As if the last “spectrum reallocation” and subsequent repack hasn’t provided enough drama, there’s another move afoot to further trim broadcasters’ operational resources. This one hasn’t received the notice that the big “reverse auction” commanded, but it has the potential to send TV, radio, and cable system operators scrambling, should the FCC (and wireless providers) have their way.
A draft executive order from the White House could put the FCC in charge of shaping how Facebook, Twitter and other large tech companies curate what appears on their websites, according to multiple people familiar with the matter. The draft order, a summary of which was obtained by CNN, calls for the FCC to develop new regulations clarifying how and when the law protects social media websites when they decide to remove or suppress content on their platforms.
If the initial excitement you feel at the prospect of what will hopefully be another bountiful political advertising market quickly gives way to a sick, uneasy feeling as you try to recall the FCC’s rather complex, and often confusing, political broadcasting rules, then this “update” is for you.
The FCC this week issued a Notice of Apparent Liability proposing a $233,000 fine to Cumulus Media for violations of the sponsorship identification rules. The fine illustrates not only how seriously the FCC takes its sponsorship identification rules (particularly in the context of political and issue advertising) but also the how aggressively the FCC can act for even the slightest violation of a consent decree involving a prior violation of its rules.
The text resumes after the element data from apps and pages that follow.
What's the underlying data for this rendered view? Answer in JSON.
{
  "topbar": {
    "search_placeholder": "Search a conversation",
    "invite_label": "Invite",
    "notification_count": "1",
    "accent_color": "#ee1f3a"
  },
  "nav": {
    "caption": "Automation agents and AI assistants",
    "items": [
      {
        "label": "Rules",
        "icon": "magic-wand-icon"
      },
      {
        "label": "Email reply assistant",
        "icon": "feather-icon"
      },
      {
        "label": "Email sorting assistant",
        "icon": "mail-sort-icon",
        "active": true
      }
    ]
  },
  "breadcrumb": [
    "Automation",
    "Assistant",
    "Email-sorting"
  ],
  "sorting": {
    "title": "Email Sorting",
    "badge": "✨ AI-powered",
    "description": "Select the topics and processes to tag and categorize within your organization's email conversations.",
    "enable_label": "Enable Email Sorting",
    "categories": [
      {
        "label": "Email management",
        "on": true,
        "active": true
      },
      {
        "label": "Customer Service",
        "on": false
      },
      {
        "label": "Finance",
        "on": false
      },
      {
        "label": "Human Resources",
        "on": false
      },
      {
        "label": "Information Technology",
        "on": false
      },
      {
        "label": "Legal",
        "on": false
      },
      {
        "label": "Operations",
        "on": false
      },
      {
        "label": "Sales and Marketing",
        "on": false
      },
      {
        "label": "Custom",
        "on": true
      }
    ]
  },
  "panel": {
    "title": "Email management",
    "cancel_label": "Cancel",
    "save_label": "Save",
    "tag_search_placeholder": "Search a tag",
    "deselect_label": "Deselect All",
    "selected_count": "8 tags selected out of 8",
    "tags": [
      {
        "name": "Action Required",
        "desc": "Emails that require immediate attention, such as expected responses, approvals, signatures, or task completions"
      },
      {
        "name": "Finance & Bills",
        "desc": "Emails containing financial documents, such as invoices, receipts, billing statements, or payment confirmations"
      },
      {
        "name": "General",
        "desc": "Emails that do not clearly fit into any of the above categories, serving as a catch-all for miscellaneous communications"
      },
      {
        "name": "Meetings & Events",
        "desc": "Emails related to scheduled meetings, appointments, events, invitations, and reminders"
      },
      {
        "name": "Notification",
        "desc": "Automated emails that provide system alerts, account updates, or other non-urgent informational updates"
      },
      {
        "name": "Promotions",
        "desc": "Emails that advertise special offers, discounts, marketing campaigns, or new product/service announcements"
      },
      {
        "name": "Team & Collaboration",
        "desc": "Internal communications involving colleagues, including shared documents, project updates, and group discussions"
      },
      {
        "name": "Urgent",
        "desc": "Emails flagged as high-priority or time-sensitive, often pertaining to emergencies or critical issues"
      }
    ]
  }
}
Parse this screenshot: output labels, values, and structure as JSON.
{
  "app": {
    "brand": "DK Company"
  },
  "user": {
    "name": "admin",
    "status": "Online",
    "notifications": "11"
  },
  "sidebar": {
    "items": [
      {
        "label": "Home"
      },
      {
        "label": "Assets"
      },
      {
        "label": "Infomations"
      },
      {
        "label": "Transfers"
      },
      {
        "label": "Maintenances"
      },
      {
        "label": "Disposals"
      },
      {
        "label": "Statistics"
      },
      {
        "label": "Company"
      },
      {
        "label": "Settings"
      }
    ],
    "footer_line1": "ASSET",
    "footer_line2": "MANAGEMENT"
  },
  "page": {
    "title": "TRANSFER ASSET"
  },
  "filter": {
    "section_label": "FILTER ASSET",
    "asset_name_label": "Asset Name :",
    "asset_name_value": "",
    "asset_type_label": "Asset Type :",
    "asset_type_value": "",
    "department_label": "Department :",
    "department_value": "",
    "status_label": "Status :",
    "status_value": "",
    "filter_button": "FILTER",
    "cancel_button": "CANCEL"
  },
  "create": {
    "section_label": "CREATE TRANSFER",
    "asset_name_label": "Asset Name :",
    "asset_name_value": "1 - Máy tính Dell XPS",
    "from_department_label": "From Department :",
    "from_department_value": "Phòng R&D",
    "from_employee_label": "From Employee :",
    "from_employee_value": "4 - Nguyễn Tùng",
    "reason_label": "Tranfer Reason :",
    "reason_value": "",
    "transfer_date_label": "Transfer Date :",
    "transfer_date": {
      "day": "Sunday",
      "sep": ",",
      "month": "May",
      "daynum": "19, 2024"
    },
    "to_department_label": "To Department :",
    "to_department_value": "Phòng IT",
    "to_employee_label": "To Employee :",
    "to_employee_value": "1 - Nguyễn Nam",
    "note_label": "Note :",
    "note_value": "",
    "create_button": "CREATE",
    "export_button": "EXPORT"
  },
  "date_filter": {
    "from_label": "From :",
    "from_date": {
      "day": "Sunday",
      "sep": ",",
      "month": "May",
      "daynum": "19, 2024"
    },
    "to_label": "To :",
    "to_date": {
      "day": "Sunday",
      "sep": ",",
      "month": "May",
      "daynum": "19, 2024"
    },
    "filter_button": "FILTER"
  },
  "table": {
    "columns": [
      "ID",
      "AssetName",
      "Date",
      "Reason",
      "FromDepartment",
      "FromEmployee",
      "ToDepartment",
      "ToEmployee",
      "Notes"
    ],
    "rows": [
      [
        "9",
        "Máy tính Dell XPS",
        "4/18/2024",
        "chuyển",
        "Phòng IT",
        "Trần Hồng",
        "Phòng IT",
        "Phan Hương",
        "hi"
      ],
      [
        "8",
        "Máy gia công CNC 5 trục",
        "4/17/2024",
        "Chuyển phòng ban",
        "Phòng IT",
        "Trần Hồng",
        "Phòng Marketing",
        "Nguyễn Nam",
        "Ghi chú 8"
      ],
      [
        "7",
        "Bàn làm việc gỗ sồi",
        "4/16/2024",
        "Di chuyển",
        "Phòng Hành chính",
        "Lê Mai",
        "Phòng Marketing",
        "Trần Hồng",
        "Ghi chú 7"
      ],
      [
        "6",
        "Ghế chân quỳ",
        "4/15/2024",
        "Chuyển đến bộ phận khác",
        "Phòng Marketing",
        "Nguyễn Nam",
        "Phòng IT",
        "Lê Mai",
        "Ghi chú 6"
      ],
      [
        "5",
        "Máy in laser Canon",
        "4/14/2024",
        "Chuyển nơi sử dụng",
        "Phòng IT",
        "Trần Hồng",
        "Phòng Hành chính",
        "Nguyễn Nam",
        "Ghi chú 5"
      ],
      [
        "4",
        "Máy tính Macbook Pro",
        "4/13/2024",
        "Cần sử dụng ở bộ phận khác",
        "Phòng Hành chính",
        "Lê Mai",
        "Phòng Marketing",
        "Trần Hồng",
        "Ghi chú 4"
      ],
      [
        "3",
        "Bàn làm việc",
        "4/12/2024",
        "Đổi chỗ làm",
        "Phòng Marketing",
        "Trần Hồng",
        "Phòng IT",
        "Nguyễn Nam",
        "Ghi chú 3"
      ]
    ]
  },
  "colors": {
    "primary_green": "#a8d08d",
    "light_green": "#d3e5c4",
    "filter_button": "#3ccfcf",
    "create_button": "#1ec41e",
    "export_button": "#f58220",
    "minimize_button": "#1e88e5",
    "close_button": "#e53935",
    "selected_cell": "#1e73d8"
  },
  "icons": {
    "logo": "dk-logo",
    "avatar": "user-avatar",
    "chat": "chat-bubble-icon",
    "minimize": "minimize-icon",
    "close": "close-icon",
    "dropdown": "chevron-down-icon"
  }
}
PENSACOLA, Fla. (AP) — A landmark beach bar on the Florida-Alabama state line is suing MTV’s popular “Floribama Shore” show for trademark infringement. Companies that run the Flora-Bama Lounge on Perdido Key filed suit this week in Pensacola, Florida, against Viacom Inc. and producers of the MTV show. The federal lawsuit contends the show’s name […]